I go through these jags where I listen almost exclusively to Minnesota Public Radio when I'm driving my car, and I'm in one right now. If you were to see me driving somewhere, you'd probably be able to tell. I might be chuckling. I might be nodding thoughtfully. Most likely, though, my car will be parked and inexplicably idling at my destination--the children straining at their seatbelts while I shush them.
So yesterday I hopped into the car (I keep calling it that, but it's really a mini-van, sighhhh) to pick up the boys from a morning at daycare while I was writing, and this Harvard psychologist, Dan Gilbert, was speaking about happiness, or more specifically, why people mess up so much when trying to predict what will make them happy. A long time ago, I remembered watching this video of a shorter talk he did at some other...ideas thingy...because I remembered the interesting experiments he did with a photography course.
Short story is that he had college students take a bunch of meaningful pictures and create two beautiful prints, and then they had to choose one to keep and one to leave with the instructor. Half the students were told that they could change their minds in four days and switch pictures, and the other half were told that they had to choose and it was a final decision. In the end, the people who had an opportunity to change their minds were less happy with the pictures than the people without that chance. Like, a lot less happy.
Then he asked a new group of students which group they would rather be in, and over sixty percent of them chose to be in the group with the choice. They chose the class that would eventually make them unhappy with their photo.
This was interesting.
I started thinking about shopping, about the difference between the way I shop and the way D. shops. First, I make decisions and then I don't look back. Let's say I'm looking for a new pair of shoes to wear to work. I'll go to the shoe store, find my size, look around at all the options, try on a few pairs if I don't already have a tantrumming toddler, pick one, buy it, and I'm done. Those other shoes that I didn't buy? They aren't in my head anymore, unless I've made mental plans to come back for them after I've earned another pair of shoes or something.
David does pretty much the opposite. He will scour shoe stores for several weeks, repeatedly going in and trying on different pairs. He will research the finalists thoroughly on the internet. He'll read reviews of the shoes. He'll go back and try them on again. He'll pit the stores against each other to get a better price (seriously, he does this all the time, not necessarily with shoes, but I wouldn't put it past him). Finally, he'll make his selection, but much of the time it's a close decision, and he may waver a couple of times as he works through all the pros and cons of each.
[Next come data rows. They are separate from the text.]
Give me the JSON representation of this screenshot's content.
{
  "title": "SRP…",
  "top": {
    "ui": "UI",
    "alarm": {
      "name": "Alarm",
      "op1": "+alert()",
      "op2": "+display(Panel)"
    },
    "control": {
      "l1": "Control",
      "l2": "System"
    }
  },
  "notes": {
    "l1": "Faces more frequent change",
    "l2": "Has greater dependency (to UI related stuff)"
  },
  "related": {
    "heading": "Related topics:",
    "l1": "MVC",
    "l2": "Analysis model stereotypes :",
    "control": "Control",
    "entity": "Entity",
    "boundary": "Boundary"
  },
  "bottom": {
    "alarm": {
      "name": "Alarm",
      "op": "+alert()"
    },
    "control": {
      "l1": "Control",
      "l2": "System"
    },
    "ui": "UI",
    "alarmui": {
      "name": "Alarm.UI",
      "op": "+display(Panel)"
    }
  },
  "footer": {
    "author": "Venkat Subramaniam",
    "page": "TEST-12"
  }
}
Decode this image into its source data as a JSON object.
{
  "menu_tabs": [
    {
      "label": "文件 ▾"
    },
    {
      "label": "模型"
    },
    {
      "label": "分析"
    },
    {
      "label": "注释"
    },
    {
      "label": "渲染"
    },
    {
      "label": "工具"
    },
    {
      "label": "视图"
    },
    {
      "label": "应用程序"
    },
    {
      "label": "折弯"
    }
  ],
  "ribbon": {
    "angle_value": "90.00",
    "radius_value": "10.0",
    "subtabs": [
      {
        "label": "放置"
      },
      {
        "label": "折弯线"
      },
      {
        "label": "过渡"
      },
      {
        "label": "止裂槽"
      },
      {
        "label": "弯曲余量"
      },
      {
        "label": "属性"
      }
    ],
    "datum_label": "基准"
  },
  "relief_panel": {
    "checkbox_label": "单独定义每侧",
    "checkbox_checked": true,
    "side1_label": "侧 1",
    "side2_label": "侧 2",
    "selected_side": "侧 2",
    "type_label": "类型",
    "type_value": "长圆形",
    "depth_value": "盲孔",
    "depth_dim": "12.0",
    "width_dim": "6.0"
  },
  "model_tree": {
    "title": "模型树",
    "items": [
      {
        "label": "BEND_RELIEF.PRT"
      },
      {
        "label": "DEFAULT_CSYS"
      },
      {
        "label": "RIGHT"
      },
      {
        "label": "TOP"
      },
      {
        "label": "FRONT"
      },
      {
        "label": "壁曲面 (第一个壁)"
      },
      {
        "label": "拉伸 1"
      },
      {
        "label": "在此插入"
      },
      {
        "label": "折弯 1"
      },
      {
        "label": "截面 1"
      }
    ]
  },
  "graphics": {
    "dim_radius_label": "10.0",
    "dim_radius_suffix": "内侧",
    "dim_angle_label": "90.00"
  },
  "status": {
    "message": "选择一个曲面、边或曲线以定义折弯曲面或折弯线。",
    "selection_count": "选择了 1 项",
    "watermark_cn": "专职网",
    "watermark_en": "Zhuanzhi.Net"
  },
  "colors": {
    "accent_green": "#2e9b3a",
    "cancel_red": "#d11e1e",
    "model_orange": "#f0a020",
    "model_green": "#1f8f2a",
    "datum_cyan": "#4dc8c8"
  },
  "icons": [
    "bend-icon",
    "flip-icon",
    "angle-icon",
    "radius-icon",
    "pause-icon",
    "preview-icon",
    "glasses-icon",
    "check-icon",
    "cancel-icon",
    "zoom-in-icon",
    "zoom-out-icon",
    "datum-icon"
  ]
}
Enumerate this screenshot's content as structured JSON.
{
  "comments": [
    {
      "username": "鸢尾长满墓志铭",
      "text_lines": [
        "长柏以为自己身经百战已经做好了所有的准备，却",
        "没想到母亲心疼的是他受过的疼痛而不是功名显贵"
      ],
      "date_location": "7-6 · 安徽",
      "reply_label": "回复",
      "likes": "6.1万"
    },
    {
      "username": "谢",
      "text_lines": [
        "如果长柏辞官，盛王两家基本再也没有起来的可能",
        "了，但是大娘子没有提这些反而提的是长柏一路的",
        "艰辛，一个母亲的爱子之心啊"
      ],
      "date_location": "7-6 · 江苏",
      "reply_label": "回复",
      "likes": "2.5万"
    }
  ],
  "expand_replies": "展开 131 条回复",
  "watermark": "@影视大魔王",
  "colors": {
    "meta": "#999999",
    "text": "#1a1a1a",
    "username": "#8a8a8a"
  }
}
The next thing is that I don't do returns. So let's just say I don't like shoes when I get home. They actually pinch a little. Wow, I didn't realize they made that weird little sighing sound every time I take a step. That will be awkward while I'm creeping around my classroom. I totally didn't notice that they made my feet look so boxy. Boxy doesn't really look good on my feet. I shrug and tuck them in my closet. Give them away to someone. Possibly I have slightly pinching, boxy, sighing feet for a while until I have a chance and the funds to try again. But it doesn't really occur to me to bring them back. I don't know why...I just feel like it's a lot of trouble. I made the choice, no big deal. I don't usually feel unhappy about the shoes. Shoes are great, but I'm not going to go crazy over a pair of shoes.
D. comes home from shopping and doesn't take the tags off of things until he's certain. Really certain. And then maybe he'll sleep on it. I guess I can't speak to his happiness with those final purchases, but from my point of view, it seems like if he realizes that there's a flaw in his purchase, he's more likely to wonder about that other option...maybe I should have bought that other one...I saw that one review about this on their website, but everyone else said it was fine...it seems a little like agonizing, to me.
Agonizing =/= Happiness.
So Gilbert talked about how choice--freedom--makes people less happy. Because you can wonder about whether you made the right choice? Because you also have the freedom of regretting the choices?
Oh, dear. This is not what this post was supposed to be about. Warning! Tangent! Where did it start? *traces back*
Second paragraph. A likely place for a tangent to crop up.
What I meant to write about was the tiny snippet of the Aspen talk aired on MPR that was about CHILDREN. And how they make us less happy. I believe his three reasons that we still think of our children as sources of joy were Armani socks, Heroin, and Baseball. Maybe I'll blather on about that tomorrow. Or maybe there will be another tangent. What was I talking about?